S-0526-0344-0025-00002 · Unidad documental simple · 1956-12-31
Parte de United Nations Korean Reconstruction Agency (UNKRA) (1950-1958)

In February 1953, a group of UNKRA and voluntary agency officials formally opened a little community of 25 duplex houses on a hillside overlooking Pusan. To widows of Christian clergyman it was the beginning of a new life and a chance to support themselves and their children. The Misil Whoi (sewing guild) received sewing machines from Church World Service, and $10,000 toward construction of the Mother and Child House Settlement from UNKRA. This photograph shows a Korean widow working on a hand-operated spinning wheel. [Photograph 1474]

The Wons in their new home
S-0526-0345-0007-00001 · Unidad documental simple · 1956-12-31
Parte de United Nations Korean Reconstruction Agency (UNKRA) (1950-1958)

The war rendered homeless millions of Koreans who, still now, live in temporary shacks and shelters in overcrowded cities. Because housing materials are scarce in Korea, the UNKRA introduced new building techniques in the country to erect rapidly and with a minimum of materials the thousands of new houses needed. Special machines were imported from South Africa by the Agency to turn out pressed blocks of earth stabilized with a small amount of cement. These blocks are used in the construction of small dwellings suitable for Korean families. This picture, taken in one of the new UNKRA-built houses in Seoul, shows members of a Korean family, the Wons, who moved in recently. Mrs. Won is pressing the family wash by the traditional Korean method of beating the clothing with clubs. Seoul, 1955. [Photograph UN DPI 47694]

Schooling a streetcar in Korea
S-0526-0345-0012-00001 · Unidad documental simple · 1956-12-31
Parte de United Nations Korean Reconstruction Agency (UNKRA) (1950-1958)

So smashed up were the Korean school buildings by the fighting that it has even become necessary to use abandoned streetcars as emergency classroom for refugee children (as shown here). About 64% of all classrooms were destroyed or badly damaged and 80% of the educational equipment was lost. By 1953, UNKRA had allocated nearly $8,500,000 to rebuild South Korea's educational system. About 3,000 new classrooms are in process of construction; another 1,000 have already been repaired. Some 300,000 textbooks have been bought for a drive against illiteracy. More than 3,000 tons of paper have been imported to print another 38,000,000 textbooks; and the Government and UNESCO are working with UNKRA on a textbook printing plant at Seoul which is due to open at the end of June 1954. [Photograph DPI-43714]
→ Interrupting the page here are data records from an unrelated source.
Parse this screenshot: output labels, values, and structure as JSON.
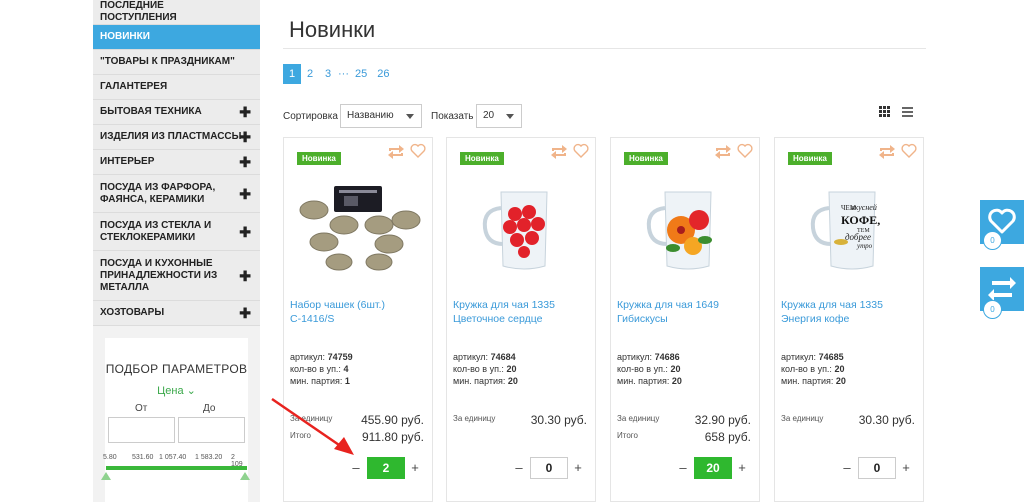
{
  "sidebar": {
    "items": [
      {
        "label": "ПОСЛЕДНИЕ ПОСТУПЛЕНИЯ",
        "active": false,
        "expandable": false
      },
      {
        "label": "НОВИНКИ",
        "active": true,
        "expandable": false
      },
      {
        "label": "\"ТОВАРЫ К ПРАЗДНИКАМ\"",
        "active": false,
        "expandable": false
      },
      {
        "label": "ГАЛАНТЕРЕЯ",
        "active": false,
        "expandable": false
      },
      {
        "label": "БЫТОВАЯ ТЕХНИКА",
        "active": false,
        "expandable": true
      },
      {
        "label": "ИЗДЕЛИЯ ИЗ ПЛАСТМАССЫ",
        "active": false,
        "expandable": true
      },
      {
        "label": "ИНТЕРЬЕР",
        "active": false,
        "expandable": true
      },
      {
        "label": "ПОСУДА ИЗ ФАРФОРА, ФАЯНСА, КЕРАМИКИ",
        "active": false,
        "expandable": true
      },
      {
        "label": "ПОСУДА ИЗ СТЕКЛА И СТЕКЛОКЕРАМИКИ",
        "active": false,
        "expandable": true
      },
      {
        "label": "ПОСУДА И КУХОННЫЕ ПРИНАДЛЕЖНОСТИ ИЗ МЕТАЛЛА",
        "active": false,
        "expandable": true
      },
      {
        "label": "ХОЗТОВАРЫ",
        "active": false,
        "expandable": true
      }
    ],
    "plus_symbol": "✚"
  },
  "filter": {
    "title": "ПОДБОР ПАРАМЕТРОВ",
    "price_toggle": "Цена ⌄",
    "from_label": "От",
    "to_label": "До",
    "scale": [
      "5.80",
      "531.60",
      "1 057.40",
      "1 583.20",
      "2 109"
    ]
  },
  "main": {
    "title": "Новинки",
    "pages": [
      "1",
      "2",
      "3",
      "···",
      "25",
      "26"
    ],
    "active_page": "1",
    "sort_label": "Сортировка",
    "sort_value": "Названию",
    "show_label": "Показать",
    "show_value": "20"
  },
  "products": [
    {
      "badge": "Новинка",
      "name": "Набор чашек (6шт.) С-1416/S",
      "art_label": "артикул:",
      "art": "74759",
      "pack_label": "кол-во в уп.:",
      "pack": "4",
      "min_label": "мин. партия:",
      "min": "1",
      "unit_label": "За единицу",
      "price": "455.90 руб.",
      "total_label": "Итого",
      "total": "911.80 руб.",
      "qty": "2",
      "qty_active": true
    },
    {
      "badge": "Новинка",
      "name": "Кружка для чая 1335 Цветочное сердце",
      "art_label": "артикул:",
      "art": "74684",
      "pack_label": "кол-во в уп.:",
      "pack": "20",
      "min_label": "мин. партия:",
      "min": "20",
      "unit_label": "За единицу",
      "price": "30.30 руб.",
      "total_label": "",
      "total": "",
      "qty": "0",
      "qty_active": false
    },
    {
      "badge": "Новинка",
      "name": "Кружка для чая 1649 Гибискусы",
      "art_label": "артикул:",
      "art": "74686",
      "pack_label": "кол-во в уп.:",
      "pack": "20",
      "min_label": "мин. партия:",
      "min": "20",
      "unit_label": "За единицу",
      "price": "32.90 руб.",
      "total_label": "Итого",
      "total": "658 руб.",
      "qty": "20",
      "qty_active": true
    },
    {
      "badge": "Новинка",
      "name": "Кружка для чая 1335 Энергия кофе",
      "art_label": "артикул:",
      "art": "74685",
      "pack_label": "кол-во в уп.:",
      "pack": "20",
      "min_label": "мин. партия:",
      "min": "20",
      "unit_label": "За единицу",
      "price": "30.30 руб.",
      "total_label": "",
      "total": "",
      "qty": "0",
      "qty_active": false
    }
  ],
  "mug_text": {
    "l1": "ЧЕМ",
    "l2": "вкусней",
    "l3": "КОФЕ,",
    "l4": "ТЕМ",
    "l5": "добрее",
    "l6": "утро"
  },
  "floating": {
    "favorites_count": "0",
    "compare_count": "0"
  },
  "colors": {
    "accent": "#3da8e0",
    "badge": "#4caf2b",
    "qty_active": "#2fb82f",
    "link": "#3a9ad9",
    "arrow": "#e8231f"
  }
}
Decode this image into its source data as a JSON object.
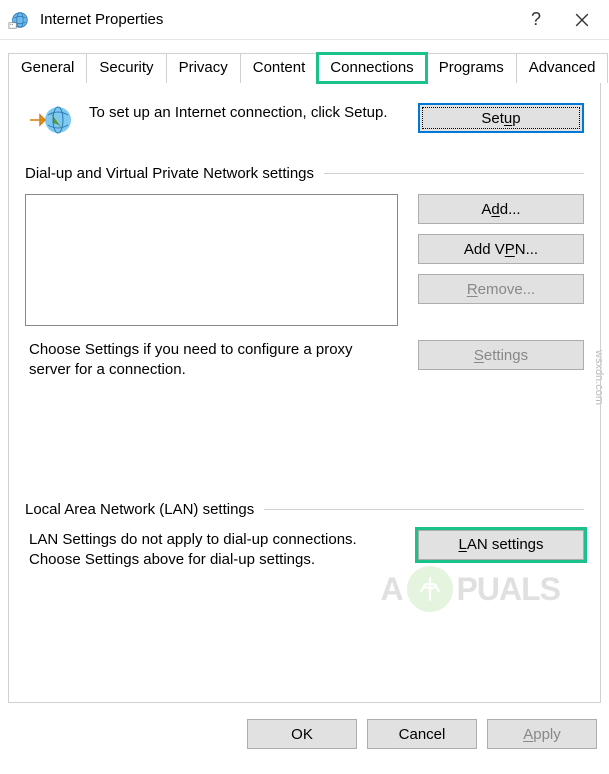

Mungyong Cement plant - A-frame
S-0526-0345-0014-00001 · Unidad documental simple · 1956-12-31
Parte de United Nations Korean Reconstruction Agency (UNKRA) (1950-1958)

UNKRA built cement plant in South Korea. A cement plant that will meet the requirements of an expanding economy is being erected by the UNKRA at Mungyong, South Korea, at a cost of $8,500,00, Scheduled for completion in 1957, it will have a capacity of 200,000 tons a year. Construction work, which began in September 1955, includes: two massive kilns, a building to house and overhead traveling crane, laboratory, buildings, offices, workshops, storage facilities, railway sidintgs, an access road, homes for employees, and a sewage system. One of the most comprehensive industrial units in the Republic of Korea, the plant will have its own limestrone quarries, its own electrical power plant, its own water supply and its own housing development. Here: Korean laborer with typical A frame load at Mungyong Cement Plant. [Photograph 4503]

Barley being unloaded at Pusan
S-0526-0345-0016-00001 · Unidad documental simple · 1956-12-31
Parte de United Nations Korean Reconstruction Agency (UNKRA) (1950-1958)

Barley being unloaded at Pusan under the UNKRA $11,000,000 program of food imports for the financial year 1953. J. Donald Kingsley, then UNKRA Agent General, and Paik Too-Chin, Acting Prime Minister of the Republic of Korea, examine a sack of barley at the unloading ceremony. On the right is Shin Chung Mok, Minister of Agriculture and Forestry. Photographer: J. Breitenbach. [Photograph 581]